Guest post by Swaroop Raju, co-founder of eduCanon
We launched eduCanon in September of 2013. While eduCanon hasn’t been around for decades, we have been fortunate enough to pass milestones that put us beyond the position most people envision as an accelerator-stage startup. We now support over one million users and have proven a sustainable revenue model, selling to some of the top public, private, and charter schools globally.
That being said, we are still a startup, which means we’re a business that hasn’t yet realized its full ambitions. We have shown that teachers see eduCanon’s potential to enhance the videos in their blended or flipped classrooms, but we want to reach more educators. So even though eduCanon has been around for a while, we chose to do two accelerators with different specialties concurrently: AT&T Aspire Accelerator and Stanford University’s StartX.
AT&T Aspire Program
Every company participating in the AT&T Aspire Accelerator works in education and tackles its own distinct challenges, from K-12 to higher education. All of the companies in the cohort (they chose five out of 384 applicants) were post product-launch and had at least partially proven themselves through traction, revenue, and some level of prior funding. A significant benefit of participation in the Aspire program is the support received from the AT&T network. Companies get access to AT&T-sponsored education conferences, mentors with expertise across different verticals, and dedicated hours from a firm that focuses on user interface and user experience to improve your platform. Beyond this, being backed by the AT&T social impact fund brings a legitimacy to your venture during conversations with schools, teachers, and potential investors.
Thanks largely to the mentorship and resources provided by AT&T we were able to double our user base during our time with the program, from 50,000 to 100,000 registered teachers.
StartX has a unique value proposition over other accelerators: it takes zero equity from its portfolio companies. Because StartX functions as a non-profit and is backed by Stanford University, it is able to provide $100,000 in value to each of its start-ups and a commitment to invest 10 percent of a $500,000-plus investment round.
The program prides itself on the strong alumni community it has created over the years. The thing that impressed us most about StartX was that it was truly stage agnostic. In our batch there were companies with barely functioning prototypes alongside companies the size of Ggfycat (which gets over 50 million visitors each month). Beyond the diversity of company stages, StartX attracts companies from virtually every sector. During bi-weekly meetings with other companies within our cohort, participants got exposed to ideas and growth strategies largely unused in their own sector.
As I mentioned earlier in this post, I originally envisioned accelerators as only suited for companies in the idea stage, looking for advice on product launch and initial traction. The reality, however, is that there are so many different stages to the start-up journey and therefore so many different stages where you can benefit from the advice and resources of a strong network. For us, the StartX community and the resources afforded to us by AT&T have been tremendously helpful and positioned us to tackle the next stage for eduCanon.

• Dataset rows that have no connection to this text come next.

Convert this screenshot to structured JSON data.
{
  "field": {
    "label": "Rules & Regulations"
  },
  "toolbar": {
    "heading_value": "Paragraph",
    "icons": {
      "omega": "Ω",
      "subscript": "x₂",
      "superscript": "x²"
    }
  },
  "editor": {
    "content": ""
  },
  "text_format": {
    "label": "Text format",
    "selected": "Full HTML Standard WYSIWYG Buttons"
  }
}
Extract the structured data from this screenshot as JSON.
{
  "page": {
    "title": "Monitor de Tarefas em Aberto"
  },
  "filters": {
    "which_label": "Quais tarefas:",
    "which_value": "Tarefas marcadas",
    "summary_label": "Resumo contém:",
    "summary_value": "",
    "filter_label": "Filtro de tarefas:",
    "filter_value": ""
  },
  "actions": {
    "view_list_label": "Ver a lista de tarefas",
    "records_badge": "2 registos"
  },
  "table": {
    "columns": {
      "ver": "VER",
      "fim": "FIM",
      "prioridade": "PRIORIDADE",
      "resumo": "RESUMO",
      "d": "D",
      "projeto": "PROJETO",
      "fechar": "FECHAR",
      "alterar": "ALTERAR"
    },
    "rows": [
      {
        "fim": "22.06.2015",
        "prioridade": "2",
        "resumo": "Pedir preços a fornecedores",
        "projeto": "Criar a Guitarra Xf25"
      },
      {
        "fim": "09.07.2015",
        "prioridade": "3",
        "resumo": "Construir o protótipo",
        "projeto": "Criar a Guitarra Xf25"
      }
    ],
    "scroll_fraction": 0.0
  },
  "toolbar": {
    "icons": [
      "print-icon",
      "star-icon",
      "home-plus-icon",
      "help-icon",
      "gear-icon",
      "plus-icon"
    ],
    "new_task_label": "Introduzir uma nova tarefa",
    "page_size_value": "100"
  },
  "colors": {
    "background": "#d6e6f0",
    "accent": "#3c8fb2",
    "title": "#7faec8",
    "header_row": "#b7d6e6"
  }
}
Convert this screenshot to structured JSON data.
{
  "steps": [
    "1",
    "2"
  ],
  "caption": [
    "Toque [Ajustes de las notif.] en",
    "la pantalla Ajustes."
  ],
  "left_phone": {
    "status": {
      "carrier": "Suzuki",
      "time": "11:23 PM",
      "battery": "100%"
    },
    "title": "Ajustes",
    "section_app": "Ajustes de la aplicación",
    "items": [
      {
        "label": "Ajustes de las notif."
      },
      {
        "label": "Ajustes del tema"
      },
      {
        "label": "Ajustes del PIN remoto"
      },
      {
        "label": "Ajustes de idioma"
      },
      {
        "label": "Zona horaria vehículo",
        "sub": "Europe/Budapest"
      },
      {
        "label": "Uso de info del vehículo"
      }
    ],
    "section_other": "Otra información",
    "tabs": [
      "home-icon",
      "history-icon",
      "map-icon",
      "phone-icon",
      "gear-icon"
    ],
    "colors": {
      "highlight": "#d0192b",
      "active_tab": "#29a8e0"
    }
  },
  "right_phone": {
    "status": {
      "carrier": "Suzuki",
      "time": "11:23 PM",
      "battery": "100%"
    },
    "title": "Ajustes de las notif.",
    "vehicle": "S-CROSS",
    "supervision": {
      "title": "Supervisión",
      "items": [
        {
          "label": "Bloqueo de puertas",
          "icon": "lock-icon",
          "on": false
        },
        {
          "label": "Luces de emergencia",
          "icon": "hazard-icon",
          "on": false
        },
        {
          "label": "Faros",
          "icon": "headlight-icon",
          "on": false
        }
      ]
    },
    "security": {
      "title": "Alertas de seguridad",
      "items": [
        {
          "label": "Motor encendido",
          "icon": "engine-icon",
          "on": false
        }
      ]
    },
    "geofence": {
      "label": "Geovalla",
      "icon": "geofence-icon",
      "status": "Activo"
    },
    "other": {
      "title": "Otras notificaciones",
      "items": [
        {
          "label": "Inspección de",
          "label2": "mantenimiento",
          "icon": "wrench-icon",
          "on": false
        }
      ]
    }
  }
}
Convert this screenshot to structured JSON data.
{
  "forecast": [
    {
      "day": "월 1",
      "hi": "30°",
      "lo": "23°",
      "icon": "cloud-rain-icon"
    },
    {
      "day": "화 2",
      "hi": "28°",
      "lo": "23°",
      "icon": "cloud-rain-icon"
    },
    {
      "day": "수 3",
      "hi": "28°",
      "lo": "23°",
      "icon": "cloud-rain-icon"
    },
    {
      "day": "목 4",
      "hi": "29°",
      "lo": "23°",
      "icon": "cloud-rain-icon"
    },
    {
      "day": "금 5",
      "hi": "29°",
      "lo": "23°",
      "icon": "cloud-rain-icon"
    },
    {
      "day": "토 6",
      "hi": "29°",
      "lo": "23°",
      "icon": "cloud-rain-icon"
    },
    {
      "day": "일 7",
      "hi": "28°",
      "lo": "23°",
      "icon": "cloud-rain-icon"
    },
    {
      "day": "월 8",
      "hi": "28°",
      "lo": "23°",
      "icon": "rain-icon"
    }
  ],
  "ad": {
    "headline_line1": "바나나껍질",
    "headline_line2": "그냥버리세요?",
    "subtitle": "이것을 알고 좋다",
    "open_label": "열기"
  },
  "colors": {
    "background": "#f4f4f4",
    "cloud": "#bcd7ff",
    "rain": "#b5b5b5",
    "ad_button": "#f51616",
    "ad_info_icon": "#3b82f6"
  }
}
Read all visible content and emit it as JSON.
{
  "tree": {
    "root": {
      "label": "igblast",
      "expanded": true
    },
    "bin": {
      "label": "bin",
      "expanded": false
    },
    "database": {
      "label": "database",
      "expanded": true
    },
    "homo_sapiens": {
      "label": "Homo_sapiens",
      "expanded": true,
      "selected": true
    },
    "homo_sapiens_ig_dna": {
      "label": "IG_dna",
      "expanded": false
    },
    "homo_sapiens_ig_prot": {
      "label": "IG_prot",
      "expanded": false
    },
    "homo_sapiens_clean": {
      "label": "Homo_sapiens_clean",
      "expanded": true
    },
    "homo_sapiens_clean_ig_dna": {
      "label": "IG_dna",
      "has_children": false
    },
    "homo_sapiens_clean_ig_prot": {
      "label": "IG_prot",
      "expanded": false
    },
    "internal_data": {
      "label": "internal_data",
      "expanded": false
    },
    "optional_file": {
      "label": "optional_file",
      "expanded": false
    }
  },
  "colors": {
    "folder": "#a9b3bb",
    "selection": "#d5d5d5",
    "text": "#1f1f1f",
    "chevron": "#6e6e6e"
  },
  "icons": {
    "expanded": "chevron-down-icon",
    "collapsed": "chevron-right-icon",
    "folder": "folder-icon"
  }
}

- Ed-Tech Is Important but People Are a Key Ingredient to Startup Success
- Four Reasons Ed-Tech Tools Must Work With Teacher Systems
- When is an Educational App Classroom Worthy?
- The Top 10 Ed-Tech Tools Suggested By Teacher Experts
For more information follow @educanon123 on Twitter.